— ACTIVITY —
Which lines in the data below contain the string "desc"? Show each one.

— INFORMATION —
-=-=-

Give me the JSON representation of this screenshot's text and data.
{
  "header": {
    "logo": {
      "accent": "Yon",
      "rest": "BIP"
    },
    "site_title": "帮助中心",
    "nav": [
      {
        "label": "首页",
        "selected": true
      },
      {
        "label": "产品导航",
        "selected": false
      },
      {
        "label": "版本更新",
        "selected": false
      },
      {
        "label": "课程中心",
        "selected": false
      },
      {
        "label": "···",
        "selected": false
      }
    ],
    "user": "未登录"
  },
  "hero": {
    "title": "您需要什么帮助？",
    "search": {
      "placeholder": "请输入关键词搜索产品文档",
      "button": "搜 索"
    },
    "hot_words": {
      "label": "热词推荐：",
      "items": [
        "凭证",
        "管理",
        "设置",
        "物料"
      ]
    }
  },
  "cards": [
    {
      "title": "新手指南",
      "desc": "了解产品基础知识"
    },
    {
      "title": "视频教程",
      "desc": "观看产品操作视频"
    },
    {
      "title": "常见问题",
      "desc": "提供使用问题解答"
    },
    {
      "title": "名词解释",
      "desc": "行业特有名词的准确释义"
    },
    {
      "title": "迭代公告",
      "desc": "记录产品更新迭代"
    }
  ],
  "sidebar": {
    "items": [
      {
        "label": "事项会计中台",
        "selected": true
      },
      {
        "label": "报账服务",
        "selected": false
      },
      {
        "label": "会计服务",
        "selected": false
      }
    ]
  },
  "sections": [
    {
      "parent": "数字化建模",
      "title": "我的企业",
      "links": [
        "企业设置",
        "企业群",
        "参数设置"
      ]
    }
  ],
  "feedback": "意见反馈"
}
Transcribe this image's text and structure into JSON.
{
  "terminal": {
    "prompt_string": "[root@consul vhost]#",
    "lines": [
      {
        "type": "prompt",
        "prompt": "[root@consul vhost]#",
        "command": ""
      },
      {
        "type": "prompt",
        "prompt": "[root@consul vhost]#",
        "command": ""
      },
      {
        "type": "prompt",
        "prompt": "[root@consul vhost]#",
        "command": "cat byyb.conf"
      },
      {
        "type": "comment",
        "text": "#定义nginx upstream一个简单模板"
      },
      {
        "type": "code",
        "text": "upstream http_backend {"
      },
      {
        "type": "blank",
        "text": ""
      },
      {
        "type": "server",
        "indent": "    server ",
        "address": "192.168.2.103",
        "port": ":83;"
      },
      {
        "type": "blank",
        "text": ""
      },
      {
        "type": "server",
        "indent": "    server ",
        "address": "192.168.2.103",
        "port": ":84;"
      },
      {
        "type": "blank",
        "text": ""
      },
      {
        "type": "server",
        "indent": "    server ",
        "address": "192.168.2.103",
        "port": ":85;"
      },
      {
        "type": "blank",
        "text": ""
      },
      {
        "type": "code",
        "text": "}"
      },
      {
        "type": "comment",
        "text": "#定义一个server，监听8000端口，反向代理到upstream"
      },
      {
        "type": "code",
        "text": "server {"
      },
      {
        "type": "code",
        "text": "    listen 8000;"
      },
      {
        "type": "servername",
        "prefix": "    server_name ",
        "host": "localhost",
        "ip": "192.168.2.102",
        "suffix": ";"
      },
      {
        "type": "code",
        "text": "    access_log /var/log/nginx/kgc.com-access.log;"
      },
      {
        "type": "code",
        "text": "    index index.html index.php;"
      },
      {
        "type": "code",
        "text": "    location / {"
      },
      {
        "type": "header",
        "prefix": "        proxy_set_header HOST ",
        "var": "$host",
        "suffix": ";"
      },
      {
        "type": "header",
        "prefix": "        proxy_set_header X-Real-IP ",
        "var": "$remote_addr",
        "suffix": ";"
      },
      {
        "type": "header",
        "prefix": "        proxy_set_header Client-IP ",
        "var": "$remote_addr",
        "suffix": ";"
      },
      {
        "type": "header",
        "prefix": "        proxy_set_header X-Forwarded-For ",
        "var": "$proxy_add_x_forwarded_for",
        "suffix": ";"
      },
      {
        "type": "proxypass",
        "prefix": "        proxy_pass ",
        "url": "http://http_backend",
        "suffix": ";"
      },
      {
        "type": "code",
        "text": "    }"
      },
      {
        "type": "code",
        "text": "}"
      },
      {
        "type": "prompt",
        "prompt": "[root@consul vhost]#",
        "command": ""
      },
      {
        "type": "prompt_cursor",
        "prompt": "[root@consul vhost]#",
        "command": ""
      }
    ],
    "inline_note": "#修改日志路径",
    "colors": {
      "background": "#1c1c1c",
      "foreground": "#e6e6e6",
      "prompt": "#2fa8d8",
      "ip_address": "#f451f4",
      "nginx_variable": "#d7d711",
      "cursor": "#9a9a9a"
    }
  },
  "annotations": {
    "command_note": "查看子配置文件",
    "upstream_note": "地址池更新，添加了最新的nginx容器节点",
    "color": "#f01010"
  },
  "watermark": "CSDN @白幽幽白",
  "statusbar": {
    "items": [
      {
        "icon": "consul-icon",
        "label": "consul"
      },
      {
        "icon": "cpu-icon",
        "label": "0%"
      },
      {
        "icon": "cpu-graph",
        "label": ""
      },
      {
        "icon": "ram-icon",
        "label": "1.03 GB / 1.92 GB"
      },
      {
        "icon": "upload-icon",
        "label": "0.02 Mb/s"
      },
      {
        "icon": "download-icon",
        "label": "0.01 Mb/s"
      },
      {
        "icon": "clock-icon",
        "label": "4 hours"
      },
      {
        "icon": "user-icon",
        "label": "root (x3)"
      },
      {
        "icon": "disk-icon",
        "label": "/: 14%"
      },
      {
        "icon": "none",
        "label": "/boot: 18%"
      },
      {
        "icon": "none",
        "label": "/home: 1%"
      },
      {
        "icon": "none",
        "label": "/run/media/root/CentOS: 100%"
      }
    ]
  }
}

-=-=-

— RESULT BELOW —
      "desc": "了解产品基础知识"
      "desc": "观看产品操作视频"
      "desc": "提供使用问题解答"
      "desc": "行业特有名词的准确释义"
      "desc": "记录产品更新迭代"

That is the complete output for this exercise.